An important decision is coming up at the end of July that could be a major step forward in fighting anti-Semitism on college campuses. The
University of California school system’s Board of Regents is set to vote at its next meeting, July 22-23, on whether it should adopt the U.S. State Department’s definition of anti-Semitism.
This comes after the President of the University of California, Janet Napolitano, came out in support of the definition and urged the Regents to accept it as well. A number of undergraduate student bodies within the UC school system, including University of California-Santa Barbara (UCSB) and University of California at Los Angeles (UCLA), as well as the Associated Students of the University of California (ASUC) have adopted resolutions condemning anti-Semitism and including the definition.
Finally, a petition (see below) is being put forward by attorneys to urge the UC Board of Regents to adopt the definition and to push back against protests that it would infringe upon First Amendment rights. We urge all attorneys to read and sign the petition here.
Dear Member of the Board of Regents:

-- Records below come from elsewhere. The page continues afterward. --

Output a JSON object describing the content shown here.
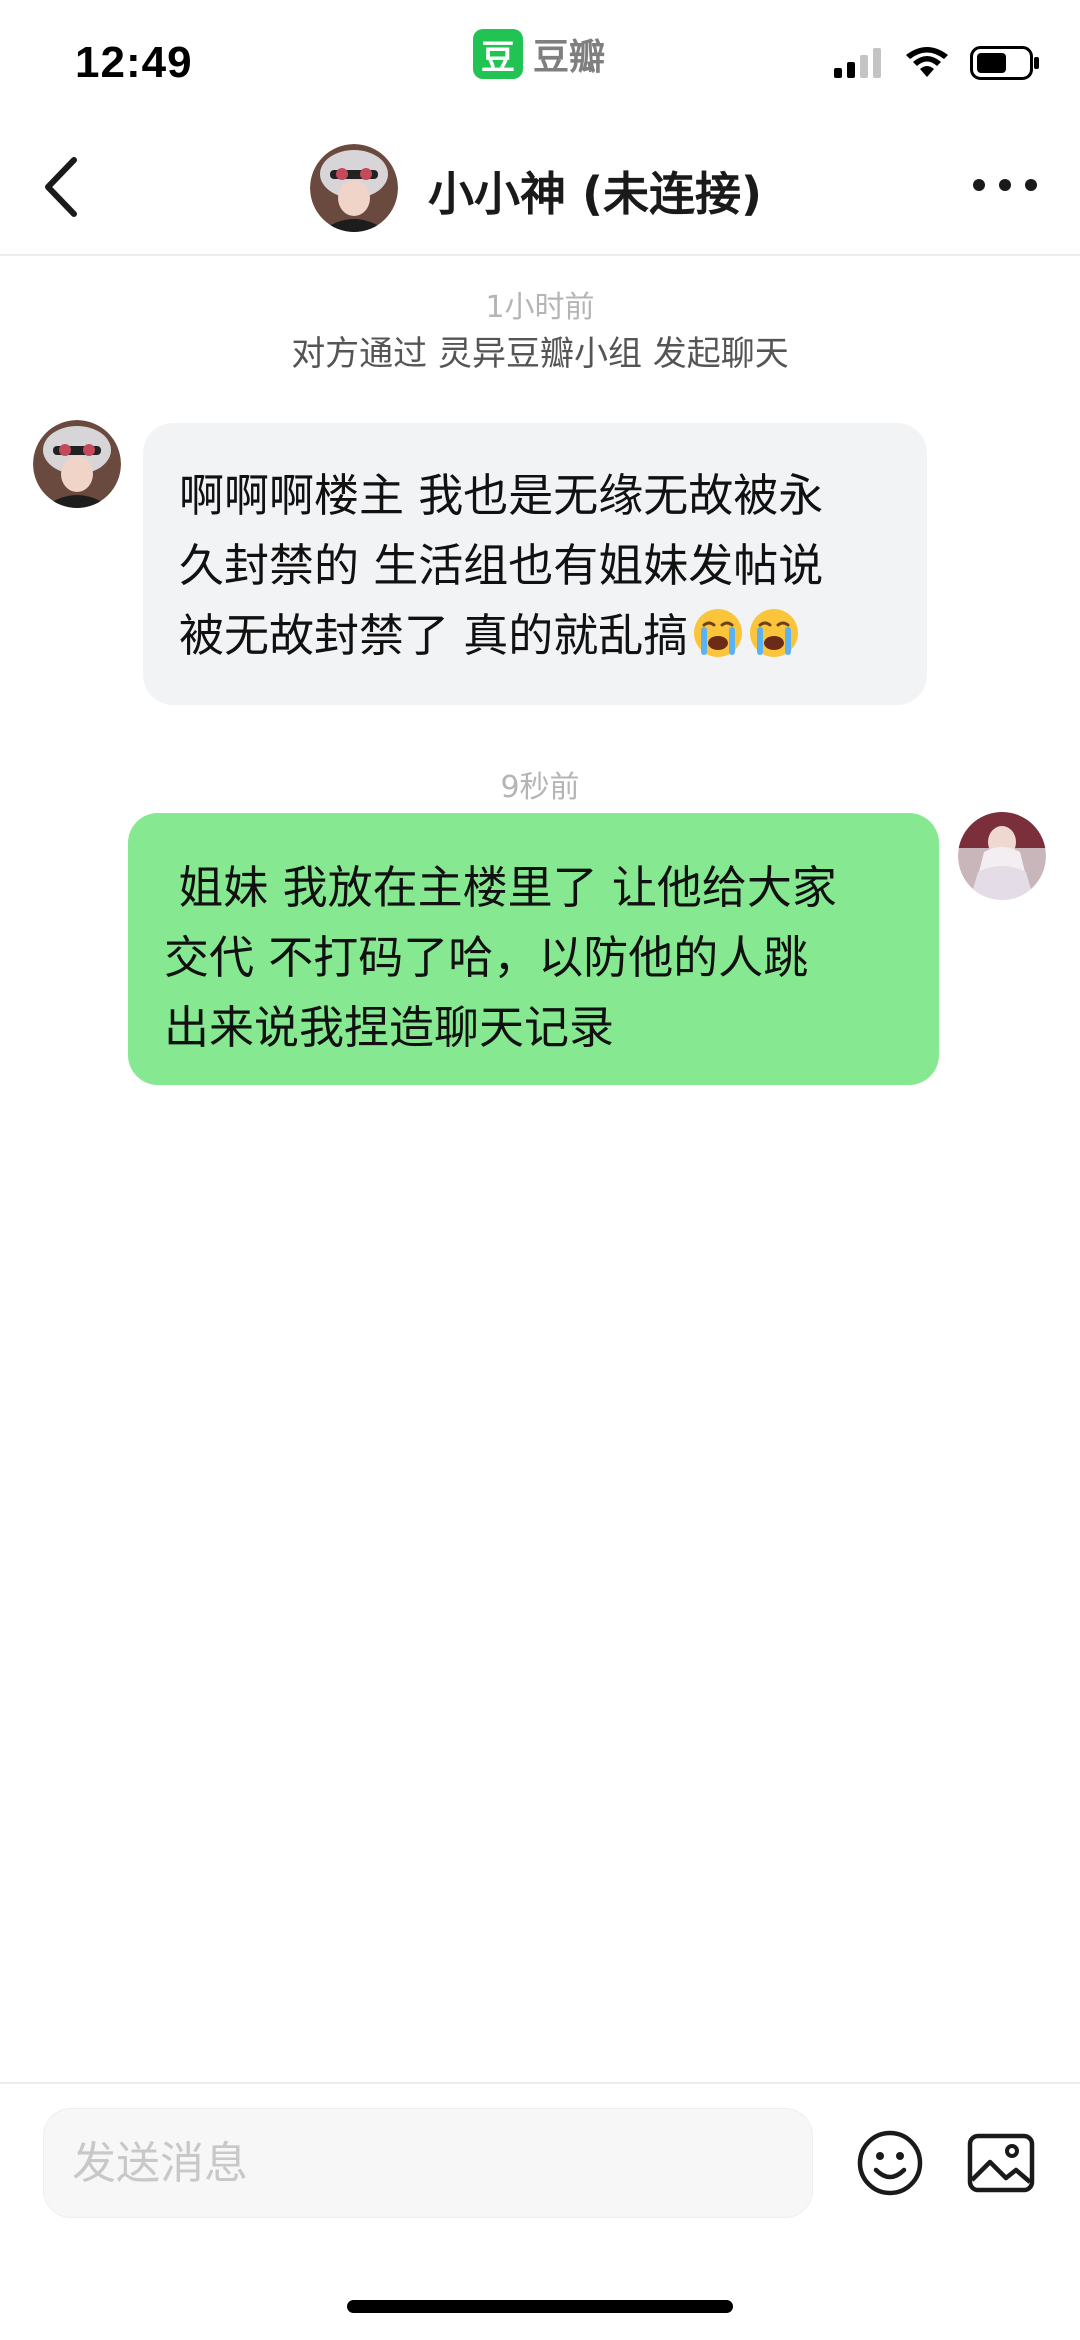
{
  "status_bar": {
    "time": "12:49",
    "app_logo_char": "豆",
    "app_name": "豆瓣",
    "battery_level": 0.6
  },
  "header": {
    "title": "小小神 (未连接)",
    "back_icon": "chevron-left-icon",
    "more_icon": "more-horizontal-icon"
  },
  "chat": {
    "system_time": "1小时前",
    "system_message": "对方通过 灵异豆瓣小组 发起聊天",
    "messages": [
      {
        "direction": "incoming",
        "lines": [
          "啊啊啊楼主 我也是无缘无故被永",
          "久封禁的 生活组也有姐妹发帖说",
          "被无故封禁了 真的就乱搞"
        ],
        "emoji": [
          "loudly-crying-face-icon",
          "loudly-crying-face-icon"
        ]
      },
      {
        "direction": "outgoing",
        "time": "9秒前",
        "lines": [
          " 姐妹 我放在主楼里了 让他给大家",
          "交代 不打码了哈，以防他的人跳",
          "出来说我捏造聊天记录"
        ]
      }
    ]
  },
  "input": {
    "placeholder": "发送消息",
    "emoji_icon": "emoji-smile-icon",
    "image_icon": "image-icon"
  },
  "colors": {
    "incoming_bubble": "#f2f3f5",
    "outgoing_bubble": "#86e991",
    "douban_green": "#21c353"
  }
}
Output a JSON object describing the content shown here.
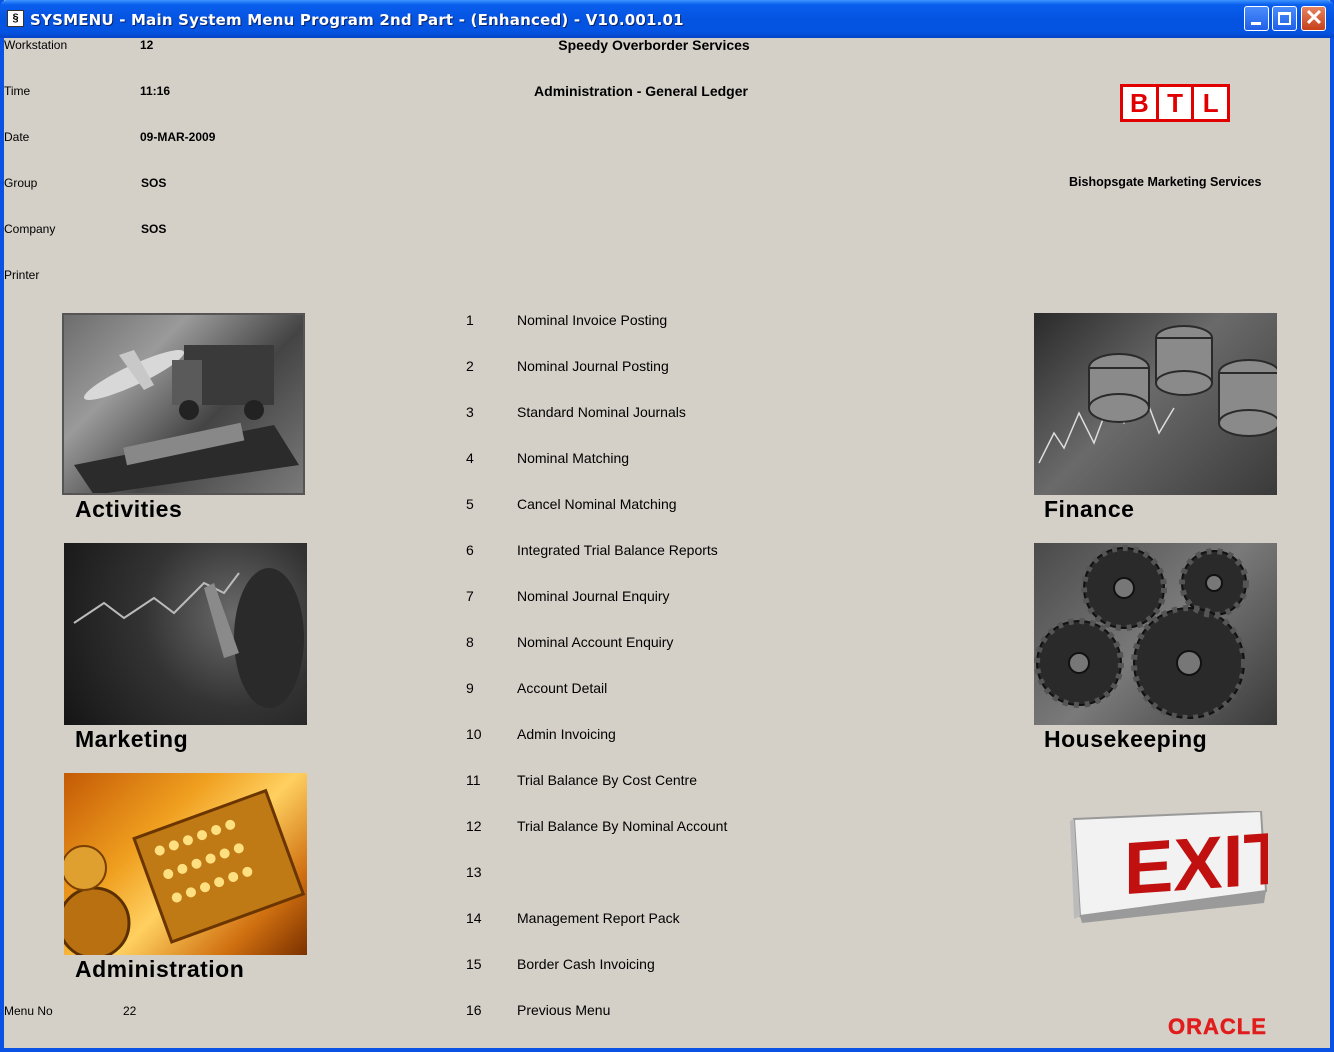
{
  "window": {
    "title": "SYSMENU - Main System Menu Program 2nd Part - (Enhanced) - V10.001.01",
    "icon": "app-icon"
  },
  "info": {
    "workstation_label": "Workstation",
    "workstation_value": "12",
    "time_label": "Time",
    "time_value": "11:16",
    "date_label": "Date",
    "date_value": "09-MAR-2009",
    "group_label": "Group",
    "group_value": "SOS",
    "company_label": "Company",
    "company_value": "SOS",
    "printer_label": "Printer",
    "printer_value": "",
    "menu_no_label": "Menu No",
    "menu_no_value": "22"
  },
  "header": {
    "company_name": "Speedy Overborder Services",
    "menu_title": "Administration - General Ledger",
    "partner_name": "Bishopsgate Marketing Services",
    "logo_letters": [
      "B",
      "T",
      "L"
    ],
    "oracle_logo": "ORACLE"
  },
  "tiles": {
    "activities": "Activities",
    "marketing": "Marketing",
    "administration": "Administration",
    "finance": "Finance",
    "housekeeping": "Housekeeping",
    "exit": "EXIT"
  },
  "menu": [
    {
      "num": "1",
      "label": "Nominal Invoice Posting"
    },
    {
      "num": "2",
      "label": "Nominal Journal Posting"
    },
    {
      "num": "3",
      "label": "Standard Nominal Journals"
    },
    {
      "num": "4",
      "label": "Nominal Matching"
    },
    {
      "num": "5",
      "label": "Cancel Nominal Matching"
    },
    {
      "num": "6",
      "label": "Integrated Trial Balance Reports"
    },
    {
      "num": "7",
      "label": "Nominal Journal Enquiry"
    },
    {
      "num": "8",
      "label": "Nominal Account Enquiry"
    },
    {
      "num": "9",
      "label": "Account Detail"
    },
    {
      "num": "10",
      "label": "Admin Invoicing"
    },
    {
      "num": "11",
      "label": "Trial Balance By Cost Centre"
    },
    {
      "num": "12",
      "label": "Trial Balance By Nominal Account"
    },
    {
      "num": "13",
      "label": ""
    },
    {
      "num": "14",
      "label": "Management Report Pack"
    },
    {
      "num": "15",
      "label": "Border Cash Invoicing"
    },
    {
      "num": "16",
      "label": "Previous Menu"
    }
  ],
  "colors": {
    "titlebar": "#0553e1",
    "background": "#d4d0c8",
    "brand_red": "#e00000"
  }
}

We are attorneys from around the country – private practitioners, public sector attorneys, and university faculty – who are deeply concerned about rising anti-Semitism, including on American college campuses. Unfortunately, the University of California (UC) has not been immune to the problem and, indeed, has played host to some of the worst anti-Semitic incidents. Over the last few years, Jewish UC students have reported being physically assaulted, threatened, and discriminated against. Jewish property has been defaced and destroyed. And Jewish student events have been disrupted and shut down.